    • 80 Critic Score
    Released 40 years to the day since its initial release, this deluxe edition confirms what critics have long said about this, yes, “summative” recording: this is an album that gives a lot, and then keeps on giving.
    • 97 Metascore
    • 80 Critic Score
    The most obvious aspect that takes away from Smile's luster however, is an uncomfortable sense that the album has morphed into a quaint piece of nostalgia rather than the masterwork it was expected to be.
    • 97 Metascore
    • 90 Critic Score
    The fact that a woman of Lynn's tenure can slide so easily into what is essentially an alt-country environment without losing any of her down-home authenticity simply underscores her versatility and timelessness.
    • 97 Metascore
    • 90 Critic Score
    Each song is a story. And that’s greatness in this kind of music.
    • 97 Metascore
    • 100 Critic Score
    The three discs represent lightning captured in a bottle.
    • 96 Metascore
    • 90 Critic Score
    It’s a rare record that gives us a call to action, something to act on after the beats drop out and we’re left in silence.
    • 96 Metascore
    • 100 Critic Score
    It wouldn’t be hyperbolic to declare Keep an Eye on the Sky an indispensable cornerstone of any serious music fan’s collection, and one of the greatest box sets ever assembled. Finally, Big Star get their due chance to shine.
    • 96 Metascore
    • 100 Critic Score
    The bonus CD makes it alarmingly clear that the Pumpkins could have assembled another cracking album from the Siamese Dream castoffs before embarking on the road to Mellon Collie and the Infinite Sadness (1995)...The new editions of Gish and Siamese Dream (especially Siamese Dream, which handily outclasses its companion release in all areas) are sumptuous reminders of the heights the group once attained back when it had everything to prove and nothing to lose.
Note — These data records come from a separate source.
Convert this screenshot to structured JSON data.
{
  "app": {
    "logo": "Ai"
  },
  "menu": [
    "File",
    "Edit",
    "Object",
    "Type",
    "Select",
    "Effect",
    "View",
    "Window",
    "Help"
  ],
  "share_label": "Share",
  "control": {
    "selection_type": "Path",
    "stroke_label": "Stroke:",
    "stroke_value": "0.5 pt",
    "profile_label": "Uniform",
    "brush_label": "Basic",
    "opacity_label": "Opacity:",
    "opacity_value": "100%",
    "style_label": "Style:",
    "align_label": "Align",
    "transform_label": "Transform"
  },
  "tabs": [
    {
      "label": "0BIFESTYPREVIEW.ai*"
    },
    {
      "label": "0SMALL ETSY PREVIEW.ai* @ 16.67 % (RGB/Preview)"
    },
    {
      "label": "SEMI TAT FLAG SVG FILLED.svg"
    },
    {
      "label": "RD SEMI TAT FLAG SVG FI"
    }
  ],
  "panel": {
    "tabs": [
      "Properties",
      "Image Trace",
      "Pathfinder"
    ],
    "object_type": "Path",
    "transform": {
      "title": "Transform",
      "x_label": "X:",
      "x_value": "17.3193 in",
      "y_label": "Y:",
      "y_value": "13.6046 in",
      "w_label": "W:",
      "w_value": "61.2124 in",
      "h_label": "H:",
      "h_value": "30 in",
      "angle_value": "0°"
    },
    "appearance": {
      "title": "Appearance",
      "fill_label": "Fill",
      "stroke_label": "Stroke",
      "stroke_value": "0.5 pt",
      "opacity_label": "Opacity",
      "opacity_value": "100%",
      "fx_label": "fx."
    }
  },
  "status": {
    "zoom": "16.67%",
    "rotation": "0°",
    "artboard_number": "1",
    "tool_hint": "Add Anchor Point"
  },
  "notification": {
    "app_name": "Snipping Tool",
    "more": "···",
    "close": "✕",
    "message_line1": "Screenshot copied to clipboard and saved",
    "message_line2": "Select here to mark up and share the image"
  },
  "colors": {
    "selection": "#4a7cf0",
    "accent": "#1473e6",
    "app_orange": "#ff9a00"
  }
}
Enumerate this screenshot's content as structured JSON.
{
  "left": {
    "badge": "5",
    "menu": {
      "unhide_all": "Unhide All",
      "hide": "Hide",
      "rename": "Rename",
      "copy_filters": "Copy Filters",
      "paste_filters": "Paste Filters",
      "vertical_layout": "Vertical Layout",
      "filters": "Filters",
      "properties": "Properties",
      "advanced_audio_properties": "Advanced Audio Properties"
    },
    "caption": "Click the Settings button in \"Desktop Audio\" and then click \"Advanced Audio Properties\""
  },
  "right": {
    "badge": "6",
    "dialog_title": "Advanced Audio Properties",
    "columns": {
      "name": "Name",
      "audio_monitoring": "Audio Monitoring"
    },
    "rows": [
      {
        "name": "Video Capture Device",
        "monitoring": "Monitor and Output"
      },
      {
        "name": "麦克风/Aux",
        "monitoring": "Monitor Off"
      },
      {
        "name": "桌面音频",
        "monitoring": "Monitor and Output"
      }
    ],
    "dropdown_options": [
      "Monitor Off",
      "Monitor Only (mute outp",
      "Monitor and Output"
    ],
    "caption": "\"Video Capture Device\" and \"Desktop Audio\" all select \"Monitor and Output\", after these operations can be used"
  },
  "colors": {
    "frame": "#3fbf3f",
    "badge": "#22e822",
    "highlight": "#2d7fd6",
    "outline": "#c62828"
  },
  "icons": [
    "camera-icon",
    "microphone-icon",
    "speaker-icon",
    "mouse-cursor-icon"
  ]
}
    • 96 Metascore
    • 90 Critic Score
    An album that resembles a focused collection of small, brilliant things.
    • 96 Metascore
    • 90 Critic Score
    It's heartfelt. It's dark. It's intricate but immediate, rocking but lush. It does all those things at once, and it does them better than most artists could hope to do any one of them.
    • 96 Metascore
    • 100 Critic Score
    This is material that has, and will continue to stand the test of time.
    • 96 Metascore
    • 100 Critic Score
    A Crow Looked at Me is a masterpiece in the manner of A Grief Observed and “She Will Find What is Lost”. All of these works create a special communion between creator and observer, artistic experiences that join individual circumstances of loss with whatever the listener/reader/viewer brings to the work.
    • 96 Metascore
    • 100 Critic Score
    This is genre-defying music, but anyone with an interest in hearing a blueprint for trip hop or a master class in the depiction of desire in pop music, should be sure to listen to this mysterious, timeless, contradictory album.
    • 96 Metascore
    • 100 Critic Score
    This release reorients us around familiar material, but outdoes all previously existing versions in the scope of its execution and comparative completeness.